Fortunately, Evolent’s model is an example of how organizations can access the benefits of consolidation while remaining independent. I’m very interested in businesses that help bring the benefits of scale—whether that’s in purchasing, or revenue cycle, or eICUs, or anything where many organizations can take advantage of common infrastructure—without having to go through a full consolidation.
HHS stated that they want 50% of Medicare payments to be valued-based by 2018. Do you think that’s a reasonable target? What will the mix of value-based models look like?
I think that it will take on a variety of forms. Medicare has a massive cost problem that could break the federal budget—and Medicare is clearly moving towards a preferred model of prepaid health care as a way to run at that cost problem. We’re going to see a lot of movement towards these prepaid models, whether that’s Medicare Advantage, Next Generation ACOs, [New] Track 3 ACOs, or shared upside/downside ACO models. I think by 2020, when you look at the $1.3 trillion in Medicare spend, any way you cut it, hundreds of billions of Medicare payments will be under these models. And that’s enough. It’s massive, no matter what—that’s the point.
You’ve created a clear revenue approach—services leading to the technology platform leading to upside if the technology performs well. Did you face any challenges explaining this to public market investors and managing their expectations accordingly?
Public market investors generally like to simplify where they can, because they are looking at so many companies. It was easy to put us into a technology bucket or a consulting bucket quickly. And we did face that challenge when we first started to share what we were doing.
So we worked to move the conversation to be focused on our customers. And when we took the time to actually tell that story, there was a shift in understanding. We started talking about what was needed to help our customers transform and get to 50% value-based payments by 2020—getting to scale across multiple segments, launching their own health plans, taking on delegated risk arrangements, understanding actuarial science and new economic models, and so on. We were able to show public market investors that the company was about more than a consulting business or a technology business—it was about our ability to improve business outcomes for our customers and there was a very large opportunity underneath that.
We also thought that getting out early and into a leadership position was important so we could tell our own story. We have a point of view about the market, and we wanted to define it because we have learned so much from our customers.
Evolent was one of the fastest-growing private companies prior to your public-market debut and you have always told me how important it was to manage the company’s culture. How are you managing it now that you’ve reached the IPO milestone?
We’re putting as much emphasis on employee culture as we always have. We’re firm believers that culture doesn’t change because ownership structure does. You can still be a very mission-driven company as a public company. We make sure our people understand that this is a moment in time on a long journey, and it’s not a time to sit around opening champagne bottles. This is only a step in the journey to impacting patient care in the U.S., and we have to stay really committed to that.

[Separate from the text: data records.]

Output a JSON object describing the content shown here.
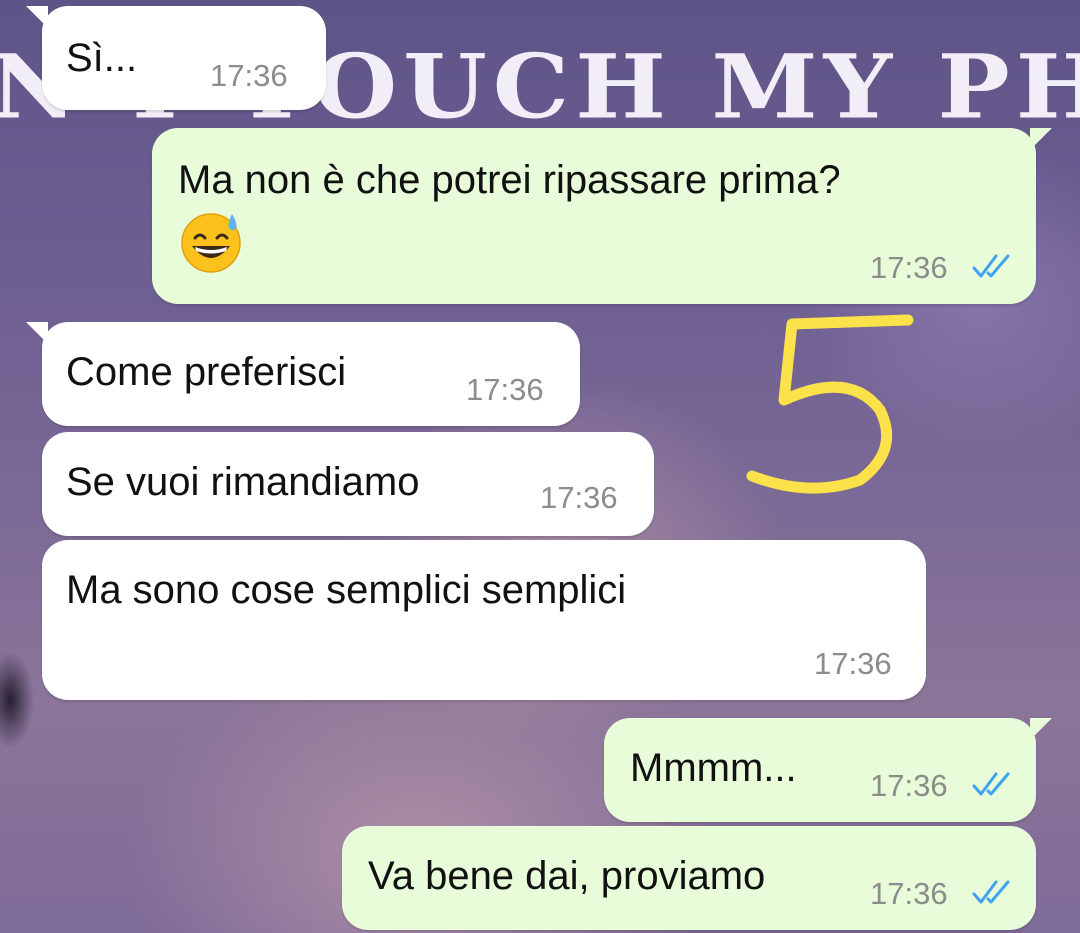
{
  "wallpaper": {
    "text": "N'T TOUCH MY PHO"
  },
  "annotation": {
    "number": "5",
    "color": "#fbe24a"
  },
  "colors": {
    "incoming_bubble": "#ffffff",
    "outgoing_bubble": "#e9fcd9",
    "timestamp": "#8c8c8c",
    "read_ticks": "#3fa3f0"
  },
  "messages": [
    {
      "direction": "incoming",
      "text": "Sì...",
      "time": "17:36"
    },
    {
      "direction": "outgoing",
      "text": "Ma non è che potrei ripassare prima?",
      "emoji": "grinning-face-with-sweat-icon",
      "time": "17:36",
      "status": "read"
    },
    {
      "direction": "incoming",
      "text": "Come preferisci",
      "time": "17:36"
    },
    {
      "direction": "incoming",
      "text": "Se vuoi rimandiamo",
      "time": "17:36"
    },
    {
      "direction": "incoming",
      "text": "Ma sono cose semplici semplici",
      "time": "17:36"
    },
    {
      "direction": "outgoing",
      "text": "Mmmm...",
      "time": "17:36",
      "status": "read"
    },
    {
      "direction": "outgoing",
      "text": "Va bene dai, proviamo",
      "time": "17:36",
      "status": "read"
    }
  ]
}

The IPO itself was messaged to our team around getting the capital and brand awareness we needed to actually make that impact. I feel we’ve done a great job, but culture building is never-ending. Every month we talk about it, and work on it. We survey and measure so we know where our gaps are and where to invest. It’s important.